● **Action item**:
Read the records and write them out again exactly.

═══ Record extracts ═══

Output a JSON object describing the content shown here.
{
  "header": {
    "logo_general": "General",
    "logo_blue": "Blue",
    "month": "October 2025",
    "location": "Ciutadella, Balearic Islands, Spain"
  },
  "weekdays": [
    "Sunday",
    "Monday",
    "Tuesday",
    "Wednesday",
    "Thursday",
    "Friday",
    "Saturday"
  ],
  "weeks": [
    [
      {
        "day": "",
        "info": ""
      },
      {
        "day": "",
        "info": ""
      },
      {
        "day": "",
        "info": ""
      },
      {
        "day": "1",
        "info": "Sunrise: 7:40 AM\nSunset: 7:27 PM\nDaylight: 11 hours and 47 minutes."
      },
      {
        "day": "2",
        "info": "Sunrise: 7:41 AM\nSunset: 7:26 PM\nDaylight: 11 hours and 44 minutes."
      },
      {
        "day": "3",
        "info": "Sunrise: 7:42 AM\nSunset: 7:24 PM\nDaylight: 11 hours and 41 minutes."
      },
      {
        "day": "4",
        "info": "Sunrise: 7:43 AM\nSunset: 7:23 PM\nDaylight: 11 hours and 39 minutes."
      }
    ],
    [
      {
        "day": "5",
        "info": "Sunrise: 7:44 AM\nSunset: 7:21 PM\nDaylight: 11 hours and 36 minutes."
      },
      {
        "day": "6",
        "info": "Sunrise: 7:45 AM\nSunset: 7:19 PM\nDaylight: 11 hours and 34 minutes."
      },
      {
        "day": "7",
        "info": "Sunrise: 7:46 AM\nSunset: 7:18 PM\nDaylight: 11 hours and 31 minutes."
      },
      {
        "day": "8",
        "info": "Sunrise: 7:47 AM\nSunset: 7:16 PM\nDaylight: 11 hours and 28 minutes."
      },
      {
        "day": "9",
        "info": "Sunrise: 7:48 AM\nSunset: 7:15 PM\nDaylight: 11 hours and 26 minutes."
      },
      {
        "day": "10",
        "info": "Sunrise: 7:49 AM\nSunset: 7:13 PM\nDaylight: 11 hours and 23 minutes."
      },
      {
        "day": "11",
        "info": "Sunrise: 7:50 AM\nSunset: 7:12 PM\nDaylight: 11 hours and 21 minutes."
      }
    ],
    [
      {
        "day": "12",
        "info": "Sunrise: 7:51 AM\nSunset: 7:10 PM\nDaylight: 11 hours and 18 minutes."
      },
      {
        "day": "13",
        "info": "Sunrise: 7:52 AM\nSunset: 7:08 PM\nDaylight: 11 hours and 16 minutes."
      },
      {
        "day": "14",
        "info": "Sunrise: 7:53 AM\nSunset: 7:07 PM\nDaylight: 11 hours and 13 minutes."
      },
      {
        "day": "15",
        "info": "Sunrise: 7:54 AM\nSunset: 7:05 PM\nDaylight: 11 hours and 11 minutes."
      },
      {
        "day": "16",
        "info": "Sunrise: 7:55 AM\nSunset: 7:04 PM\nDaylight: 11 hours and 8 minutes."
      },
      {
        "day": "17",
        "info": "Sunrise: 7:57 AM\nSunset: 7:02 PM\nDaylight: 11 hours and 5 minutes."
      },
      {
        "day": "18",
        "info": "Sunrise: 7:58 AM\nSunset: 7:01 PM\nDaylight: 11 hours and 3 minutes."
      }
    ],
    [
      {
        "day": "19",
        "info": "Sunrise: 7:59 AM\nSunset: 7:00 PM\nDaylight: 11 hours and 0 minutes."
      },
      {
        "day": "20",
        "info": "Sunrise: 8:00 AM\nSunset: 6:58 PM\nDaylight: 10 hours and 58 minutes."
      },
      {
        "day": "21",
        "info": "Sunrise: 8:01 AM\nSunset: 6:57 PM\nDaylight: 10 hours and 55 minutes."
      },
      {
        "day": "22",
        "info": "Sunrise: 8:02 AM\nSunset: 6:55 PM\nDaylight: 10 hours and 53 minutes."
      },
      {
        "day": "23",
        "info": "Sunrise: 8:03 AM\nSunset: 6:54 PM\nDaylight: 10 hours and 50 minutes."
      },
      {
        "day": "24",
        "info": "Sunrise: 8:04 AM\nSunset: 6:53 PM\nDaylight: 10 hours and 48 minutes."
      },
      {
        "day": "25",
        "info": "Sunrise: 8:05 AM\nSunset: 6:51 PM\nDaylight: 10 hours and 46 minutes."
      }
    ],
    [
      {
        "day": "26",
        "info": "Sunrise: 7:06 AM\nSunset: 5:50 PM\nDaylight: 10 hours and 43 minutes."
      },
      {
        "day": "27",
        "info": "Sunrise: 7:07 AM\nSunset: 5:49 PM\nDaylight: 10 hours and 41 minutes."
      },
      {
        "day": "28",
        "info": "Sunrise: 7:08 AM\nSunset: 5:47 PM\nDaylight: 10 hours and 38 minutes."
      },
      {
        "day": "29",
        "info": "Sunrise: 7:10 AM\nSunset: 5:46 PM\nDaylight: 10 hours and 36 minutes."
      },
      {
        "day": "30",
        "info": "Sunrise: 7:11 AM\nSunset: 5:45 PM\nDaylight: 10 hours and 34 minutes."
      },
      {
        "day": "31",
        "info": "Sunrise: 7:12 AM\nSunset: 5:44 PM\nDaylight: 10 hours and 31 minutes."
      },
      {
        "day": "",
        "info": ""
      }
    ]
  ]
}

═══

● **Exercise response**:
Output a JSON object describing the content shown here.
{
  "header": {
    "logo_general": "General",
    "logo_blue": "Blue",
    "month": "October 2025",
    "location": "Ciutadella, Balearic Islands, Spain"
  },
  "weekdays": [
    "Sunday",
    "Monday",
    "Tuesday",
    "Wednesday",
    "Thursday",
    "Friday",
    "Saturday"
  ],
  "weeks": [
    [
      {
        "day": "",
        "info": ""
      },
      {
        "day": "",
        "info": ""
      },
      {
        "day": "",
        "info": ""
      },
      {
        "day": "1",
        "info": "Sunrise: 7:40 AM\nSunset: 7:27 PM\nDaylight: 11 hours and 47 minutes."
      },
      {
        "day": "2",
        "info": "Sunrise: 7:41 AM\nSunset: 7:26 PM\nDaylight: 11 hours and 44 minutes."
      },
      {
        "day": "3",
        "info": "Sunrise: 7:42 AM\nSunset: 7:24 PM\nDaylight: 11 hours and 41 minutes."
      },
      {
        "day": "4",
        "info": "Sunrise: 7:43 AM\nSunset: 7:23 PM\nDaylight: 11 hours and 39 minutes."
      }
    ],
    [
      {
        "day": "5",
        "info": "Sunrise: 7:44 AM\nSunset: 7:21 PM\nDaylight: 11 hours and 36 minutes."
      },
      {
        "day": "6",
        "info": "Sunrise: 7:45 AM\nSunset: 7:19 PM\nDaylight: 11 hours and 34 minutes."
      },
      {
        "day": "7",
        "info": "Sunrise: 7:46 AM\nSunset: 7:18 PM\nDaylight: 11 hours and 31 minutes."
      },
      {
        "day": "8",
        "info": "Sunrise: 7:47 AM\nSunset: 7:16 PM\nDaylight: 11 hours and 28 minutes."
      },
      {
        "day": "9",
        "info": "Sunrise: 7:48 AM\nSunset: 7:15 PM\nDaylight: 11 hours and 26 minutes."
      },
      {
        "day": "10",
        "info": "Sunrise: 7:49 AM\nSunset: 7:13 PM\nDaylight: 11 hours and 23 minutes."
      },
      {
        "day": "11",
        "info": "Sunrise: 7:50 AM\nSunset: 7:12 PM\nDaylight: 11 hours and 21 minutes."
      }
    ],
    [
      {
        "day": "12",
        "info": "Sunrise: 7:51 AM\nSunset: 7:10 PM\nDaylight: 11 hours and 18 minutes."
      },
      {
        "day": "13",
        "info": "Sunrise: 7:52 AM\nSunset: 7:08 PM\nDaylight: 11 hours and 16 minutes."
      },
      {
        "day": "14",
        "info": "Sunrise: 7:53 AM\nSunset: 7:07 PM\nDaylight: 11 hours and 13 minutes."
      },
      {
        "day": "15",
        "info": "Sunrise: 7:54 AM\nSunset: 7:05 PM\nDaylight: 11 hours and 11 minutes."
      },
      {
        "day": "16",
        "info": "Sunrise: 7:55 AM\nSunset: 7:04 PM\nDaylight: 11 hours and 8 minutes."
      },
      {
        "day": "17",
        "info": "Sunrise: 7:57 AM\nSunset: 7:02 PM\nDaylight: 11 hours and 5 minutes."
      },
      {
        "day": "18",
        "info": "Sunrise: 7:58 AM\nSunset: 7:01 PM\nDaylight: 11 hours and 3 minutes."
      }
    ],
    [
      {
        "day": "19",
        "info": "Sunrise: 7:59 AM\nSunset: 7:00 PM\nDaylight: 11 hours and 0 minutes."
      },
      {
        "day": "20",
        "info": "Sunrise: 8:00 AM\nSunset: 6:58 PM\nDaylight: 10 hours and 58 minutes."
      },
      {
        "day": "21",
        "info": "Sunrise: 8:01 AM\nSunset: 6:57 PM\nDaylight: 10 hours and 55 minutes."
      },
      {
        "day": "22",
        "info": "Sunrise: 8:02 AM\nSunset: 6:55 PM\nDaylight: 10 hours and 53 minutes."
      },
      {
        "day": "23",
        "info": "Sunrise: 8:03 AM\nSunset: 6:54 PM\nDaylight: 10 hours and 50 minutes."
      },
      {
        "day": "24",
        "info": "Sunrise: 8:04 AM\nSunset: 6:53 PM\nDaylight: 10 hours and 48 minutes."
      },
      {
        "day": "25",
        "info": "Sunrise: 8:05 AM\nSunset: 6:51 PM\nDaylight: 10 hours and 46 minutes."
      }
    ],
    [
      {
        "day": "26",
        "info": "Sunrise: 7:06 AM\nSunset: 5:50 PM\nDaylight: 10 hours and 43 minutes."
      },
      {
        "day": "27",
        "info": "Sunrise: 7:07 AM\nSunset: 5:49 PM\nDaylight: 10 hours and 41 minutes."
      },
      {
        "day": "28",
        "info": "Sunrise: 7:08 AM\nSunset: 5:47 PM\nDaylight: 10 hours and 38 minutes."
      },
      {
        "day": "29",
        "info": "Sunrise: 7:10 AM\nSunset: 5:46 PM\nDaylight: 10 hours and 36 minutes."
      },
      {
        "day": "30",
        "info": "Sunrise: 7:11 AM\nSunset: 5:45 PM\nDaylight: 10 hours and 34 minutes."
      },
      {
        "day": "31",
        "info": "Sunrise: 7:12 AM\nSunset: 5:44 PM\nDaylight: 10 hours and 31 minutes."
      },
      {
        "day": "",
        "info": ""
      }
    ]
  ]
}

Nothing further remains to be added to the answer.